This is because there are lots of important factors that a typical training in economics tends to miss (such as power relations, gender and structural violence).
Know your enemy
I felt like a lot of my program involved harping on about the dangers our ‘neoliberalism’ and unrestrained capitalism.
Obviously these critiques have some value, but remember that there are intellectual giants on either side of the debate.
Engage with them.
Read ‘Capitalism and Freedom’ by Friedman, read ‘The uses of neoliberalism‘ by Ferguson. Don’t assume the other side of the debate has nothing to contribute.
Get your foot in the door
This is a cliché, and doesn’t need to be said.
But I’m going to say it.
Find a local organisation or charity which is engaged in international development and volunteer.
Your Masters probably isn’t going to be enough and you need to start to get familiar with the industry you’re trying to get into. It also will help a potential employer see a narrative when reading your resume.

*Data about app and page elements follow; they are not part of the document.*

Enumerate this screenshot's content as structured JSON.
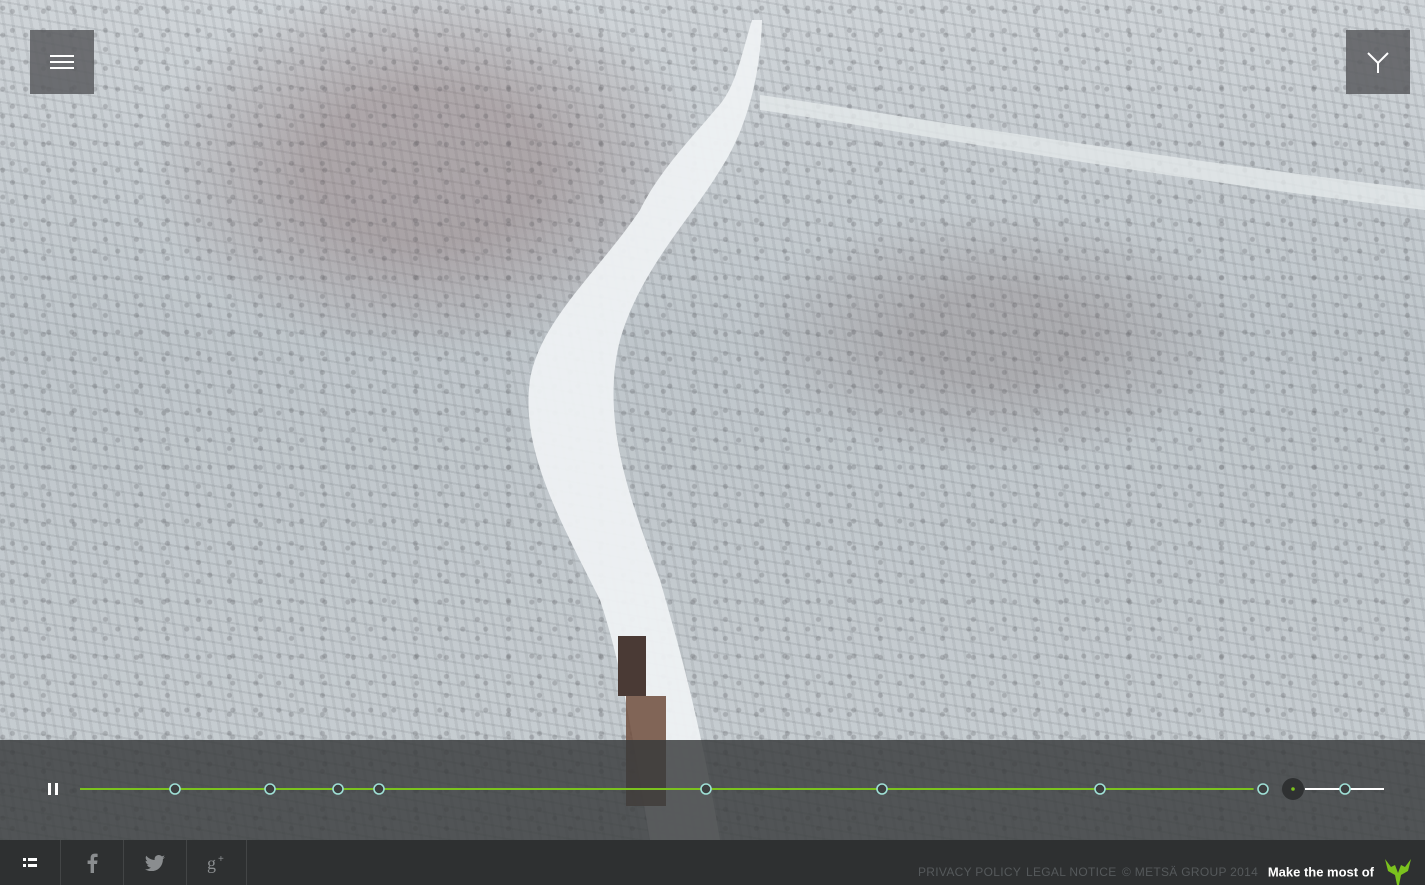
{
  "header": {
    "menu_icon": "hamburger-icon",
    "logo_icon": "metsa-tree-icon"
  },
  "player": {
    "state_icon": "pause-icon",
    "progress_fraction": 0.9,
    "chapters": 10,
    "current_chapter": 9,
    "accent_color": "#7bc21e"
  },
  "footer": {
    "icons": [
      "chapters-icon",
      "facebook-icon",
      "twitter-icon",
      "google-plus-icon"
    ],
    "privacy_policy": "PRIVACY POLICY",
    "legal_notice": "LEGAL NOTICE",
    "copyright": "© METSÄ GROUP 2014",
    "tagline": "Make the most of",
    "brand_icon": "metsa-group-logo-icon",
    "brand_color": "#7bc21e"
  }
}
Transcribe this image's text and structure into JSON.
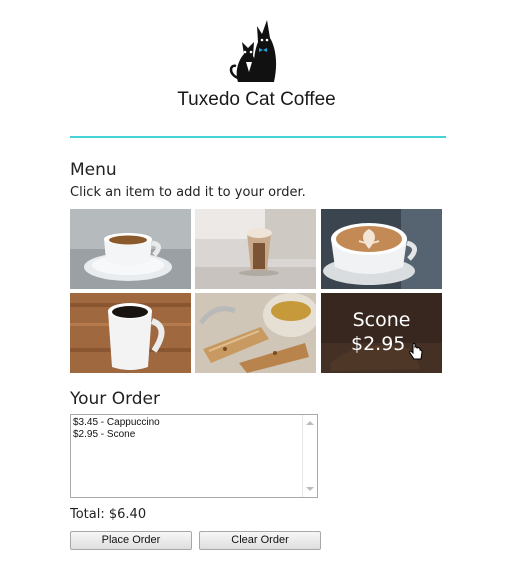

Obviously it’s ideal if there are suitable organisations nearby, but if there isn’t then try finding places you can contribute remotely.
It might not be as interesting, but proof-reading or writing up grant applications might be able to be done without you being onsite. I’d even suggest you check out sites like ‘elance’ which occasionally have projects in the field of international development.
Get field experience
I always feel dirty when I suggest this, as it sounds almost ruthless to suggest you should do a ‘poverty tour’, but if you’re truly interested in doing development you need to get an appreciation for what it means on the ground.
This is also not just my advice, but the advice of every one of my contacts in the development field itself.
Spending time living/working/studying in a developing nation is a valuable addition to your experience and will no doubt knock you in the face with a dose of humility.
If you’re thinking of making decisions which are going to impact the poor, you need to know who they are, realize they’re clever and understand how your assumptions about how things should work don’t universally apply.
Likely a lot of this isn’t anything you haven’t heard before, but then maybe some of it’s new.
If you have questions, comments or want to add something do a brain dump in the comments below.